Element data from apps and pages:
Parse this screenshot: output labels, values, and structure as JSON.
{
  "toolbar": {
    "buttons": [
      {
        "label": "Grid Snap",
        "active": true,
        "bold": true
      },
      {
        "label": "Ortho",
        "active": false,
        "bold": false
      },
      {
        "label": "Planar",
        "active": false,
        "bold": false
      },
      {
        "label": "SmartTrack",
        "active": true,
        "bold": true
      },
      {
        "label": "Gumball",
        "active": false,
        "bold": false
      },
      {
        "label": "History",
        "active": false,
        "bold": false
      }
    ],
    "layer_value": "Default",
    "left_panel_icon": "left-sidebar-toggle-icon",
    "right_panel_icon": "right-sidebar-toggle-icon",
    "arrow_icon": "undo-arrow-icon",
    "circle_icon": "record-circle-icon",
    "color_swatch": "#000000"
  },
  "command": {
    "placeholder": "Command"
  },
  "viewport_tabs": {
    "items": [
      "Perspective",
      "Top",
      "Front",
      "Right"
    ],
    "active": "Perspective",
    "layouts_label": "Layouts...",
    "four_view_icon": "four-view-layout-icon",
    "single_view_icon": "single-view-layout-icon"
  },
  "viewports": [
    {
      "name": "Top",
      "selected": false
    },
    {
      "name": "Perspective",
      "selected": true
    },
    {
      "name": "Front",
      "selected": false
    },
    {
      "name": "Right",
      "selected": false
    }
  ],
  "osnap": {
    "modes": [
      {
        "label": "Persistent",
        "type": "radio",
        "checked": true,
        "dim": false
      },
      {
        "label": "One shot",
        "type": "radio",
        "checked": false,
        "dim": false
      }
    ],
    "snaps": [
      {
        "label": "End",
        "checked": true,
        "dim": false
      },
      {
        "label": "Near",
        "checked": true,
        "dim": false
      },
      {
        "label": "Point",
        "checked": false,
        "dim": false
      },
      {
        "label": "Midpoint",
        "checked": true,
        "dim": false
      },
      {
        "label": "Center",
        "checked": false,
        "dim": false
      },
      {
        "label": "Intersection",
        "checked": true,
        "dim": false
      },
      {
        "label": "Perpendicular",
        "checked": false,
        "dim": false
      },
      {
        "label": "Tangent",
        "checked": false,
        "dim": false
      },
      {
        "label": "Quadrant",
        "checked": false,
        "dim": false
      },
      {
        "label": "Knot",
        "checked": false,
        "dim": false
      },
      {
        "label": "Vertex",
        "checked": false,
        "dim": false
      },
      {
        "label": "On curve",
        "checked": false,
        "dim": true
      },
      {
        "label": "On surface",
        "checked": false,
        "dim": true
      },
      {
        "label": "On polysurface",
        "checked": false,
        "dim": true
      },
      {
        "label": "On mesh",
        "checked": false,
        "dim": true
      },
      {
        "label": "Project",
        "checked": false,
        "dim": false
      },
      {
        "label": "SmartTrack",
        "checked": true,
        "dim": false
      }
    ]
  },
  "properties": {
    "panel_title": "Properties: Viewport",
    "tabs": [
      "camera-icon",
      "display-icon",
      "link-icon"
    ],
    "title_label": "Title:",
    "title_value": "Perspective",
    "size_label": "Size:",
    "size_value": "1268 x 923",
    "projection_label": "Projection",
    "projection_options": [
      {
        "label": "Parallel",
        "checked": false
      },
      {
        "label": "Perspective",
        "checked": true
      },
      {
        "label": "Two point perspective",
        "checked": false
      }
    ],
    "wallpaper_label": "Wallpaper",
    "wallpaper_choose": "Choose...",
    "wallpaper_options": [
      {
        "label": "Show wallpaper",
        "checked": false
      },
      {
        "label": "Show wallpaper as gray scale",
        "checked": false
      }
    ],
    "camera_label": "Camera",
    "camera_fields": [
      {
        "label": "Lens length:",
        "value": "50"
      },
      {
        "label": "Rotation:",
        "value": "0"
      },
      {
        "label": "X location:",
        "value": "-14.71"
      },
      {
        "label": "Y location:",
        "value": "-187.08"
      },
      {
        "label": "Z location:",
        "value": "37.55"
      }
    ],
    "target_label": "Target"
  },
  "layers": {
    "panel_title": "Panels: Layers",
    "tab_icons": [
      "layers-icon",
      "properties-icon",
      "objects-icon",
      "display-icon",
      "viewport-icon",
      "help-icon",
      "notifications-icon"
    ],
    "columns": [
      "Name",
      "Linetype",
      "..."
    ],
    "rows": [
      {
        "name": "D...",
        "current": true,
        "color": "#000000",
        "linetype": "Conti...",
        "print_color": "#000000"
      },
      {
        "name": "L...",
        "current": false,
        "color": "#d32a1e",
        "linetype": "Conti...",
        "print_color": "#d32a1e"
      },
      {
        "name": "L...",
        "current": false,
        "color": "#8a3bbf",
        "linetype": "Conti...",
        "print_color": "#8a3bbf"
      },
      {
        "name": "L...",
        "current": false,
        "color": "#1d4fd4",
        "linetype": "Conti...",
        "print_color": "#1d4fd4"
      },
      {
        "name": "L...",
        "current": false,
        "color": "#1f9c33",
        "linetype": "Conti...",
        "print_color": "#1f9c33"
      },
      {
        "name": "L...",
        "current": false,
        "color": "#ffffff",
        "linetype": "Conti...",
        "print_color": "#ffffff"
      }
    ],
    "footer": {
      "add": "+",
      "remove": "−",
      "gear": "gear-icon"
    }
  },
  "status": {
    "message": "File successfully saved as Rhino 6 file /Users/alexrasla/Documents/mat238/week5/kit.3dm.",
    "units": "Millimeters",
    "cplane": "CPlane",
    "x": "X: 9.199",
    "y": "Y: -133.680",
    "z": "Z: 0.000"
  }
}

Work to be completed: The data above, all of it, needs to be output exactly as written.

Your response:
Parse this screenshot: output labels, values, and structure as JSON.
{
  "toolbar": {
    "buttons": [
      {
        "label": "Grid Snap",
        "active": true,
        "bold": true
      },
      {
        "label": "Ortho",
        "active": false,
        "bold": false
      },
      {
        "label": "Planar",
        "active": false,
        "bold": false
      },
      {
        "label": "SmartTrack",
        "active": true,
        "bold": true
      },
      {
        "label": "Gumball",
        "active": false,
        "bold": false
      },
      {
        "label": "History",
        "active": false,
        "bold": false
      }
    ],
    "layer_value": "Default",
    "left_panel_icon": "left-sidebar-toggle-icon",
    "right_panel_icon": "right-sidebar-toggle-icon",
    "arrow_icon": "undo-arrow-icon",
    "circle_icon": "record-circle-icon",
    "color_swatch": "#000000"
  },
  "command": {
    "placeholder": "Command"
  },
  "viewport_tabs": {
    "items": [
      "Perspective",
      "Top",
      "Front",
      "Right"
    ],
    "active": "Perspective",
    "layouts_label": "Layouts...",
    "four_view_icon": "four-view-layout-icon",
    "single_view_icon": "single-view-layout-icon"
  },
  "viewports": [
    {
      "name": "Top",
      "selected": false
    },
    {
      "name": "Perspective",
      "selected": true
    },
    {
      "name": "Front",
      "selected": false
    },
    {
      "name": "Right",
      "selected": false
    }
  ],
  "osnap": {
    "modes": [
      {
        "label": "Persistent",
        "type": "radio",
        "checked": true,
        "dim": false
      },
      {
        "label": "One shot",
        "type": "radio",
        "checked": false,
        "dim": false
      }
    ],
    "snaps": [
      {
        "label": "End",
        "checked": true,
        "dim": false
      },
      {
        "label": "Near",
        "checked": true,
        "dim": false
      },
      {
        "label": "Point",
        "checked": false,
        "dim": false
      },
      {
        "label": "Midpoint",
        "checked": true,
        "dim": false
      },
      {
        "label": "Center",
        "checked": false,
        "dim": false
      },
      {
        "label": "Intersection",
        "checked": true,
        "dim": false
      },
      {
        "label": "Perpendicular",
        "checked": false,
        "dim": false
      },
      {
        "label": "Tangent",
        "checked": false,
        "dim": false
      },
      {
        "label": "Quadrant",
        "checked": false,
        "dim": false
      },
      {
        "label": "Knot",
        "checked": false,
        "dim": false
      },
      {
        "label": "Vertex",
        "checked": false,
        "dim": false
      },
      {
        "label": "On curve",
        "checked": false,
        "dim": true
      },
      {
        "label": "On surface",
        "checked": false,
        "dim": true
      },
      {
        "label": "On polysurface",
        "checked": false,
        "dim": true
      },
      {
        "label": "On mesh",
        "checked": false,
        "dim": true
      },
      {
        "label": "Project",
        "checked": false,
        "dim": false
      },
      {
        "label": "SmartTrack",
        "checked": true,
        "dim": false
      }
    ]
  },
  "properties": {
    "panel_title": "Properties: Viewport",
    "tabs": [
      "camera-icon",
      "display-icon",
      "link-icon"
    ],
    "title_label": "Title:",
    "title_value": "Perspective",
    "size_label": "Size:",
    "size_value": "1268 x 923",
    "projection_label": "Projection",
    "projection_options": [
      {
        "label": "Parallel",
        "checked": false
      },
      {
        "label": "Perspective",
        "checked": true
      },
      {
        "label": "Two point perspective",
        "checked": false
      }
    ],
    "wallpaper_label": "Wallpaper",
    "wallpaper_choose": "Choose...",
    "wallpaper_options": [
      {
        "label": "Show wallpaper",
        "checked": false
      },
      {
        "label": "Show wallpaper as gray scale",
        "checked": false
      }
    ],
    "camera_label": "Camera",
    "camera_fields": [
      {
        "label": "Lens length:",
        "value": "50"
      },
      {
        "label": "Rotation:",
        "value": "0"
      },
      {
        "label": "X location:",
        "value": "-14.71"
      },
      {
        "label": "Y location:",
        "value": "-187.08"
      },
      {
        "label": "Z location:",
        "value": "37.55"
      }
    ],
    "target_label": "Target"
  },
  "layers": {
    "panel_title": "Panels: Layers",
    "tab_icons": [
      "layers-icon",
      "properties-icon",
      "objects-icon",
      "display-icon",
      "viewport-icon",
      "help-icon",
      "notifications-icon"
    ],
    "columns": [
      "Name",
      "Linetype",
      "..."
    ],
    "rows": [
      {
        "name": "D...",
        "current": true,
        "color": "#000000",
        "linetype": "Conti...",
        "print_color": "#000000"
      },
      {
        "name": "L...",
        "current": false,
        "color": "#d32a1e",
        "linetype": "Conti...",
        "print_color": "#d32a1e"
      },
      {
        "name": "L...",
        "current": false,
        "color": "#8a3bbf",
        "linetype": "Conti...",
        "print_color": "#8a3bbf"
      },
      {
        "name": "L...",
        "current": false,
        "color": "#1d4fd4",
        "linetype": "Conti...",
        "print_color": "#1d4fd4"
      },
      {
        "name": "L...",
        "current": false,
        "color": "#1f9c33",
        "linetype": "Conti...",
        "print_color": "#1f9c33"
      },
      {
        "name": "L...",
        "current": false,
        "color": "#ffffff",
        "linetype": "Conti...",
        "print_color": "#ffffff"
      }
    ],
    "footer": {
      "add": "+",
      "remove": "−",
      "gear": "gear-icon"
    }
  },
  "status": {
    "message": "File successfully saved as Rhino 6 file /Users/alexrasla/Documents/mat238/week5/kit.3dm.",
    "units": "Millimeters",
    "cplane": "CPlane",
    "x": "X: 9.199",
    "y": "Y: -133.680",
    "z": "Z: 0.000"
  }
}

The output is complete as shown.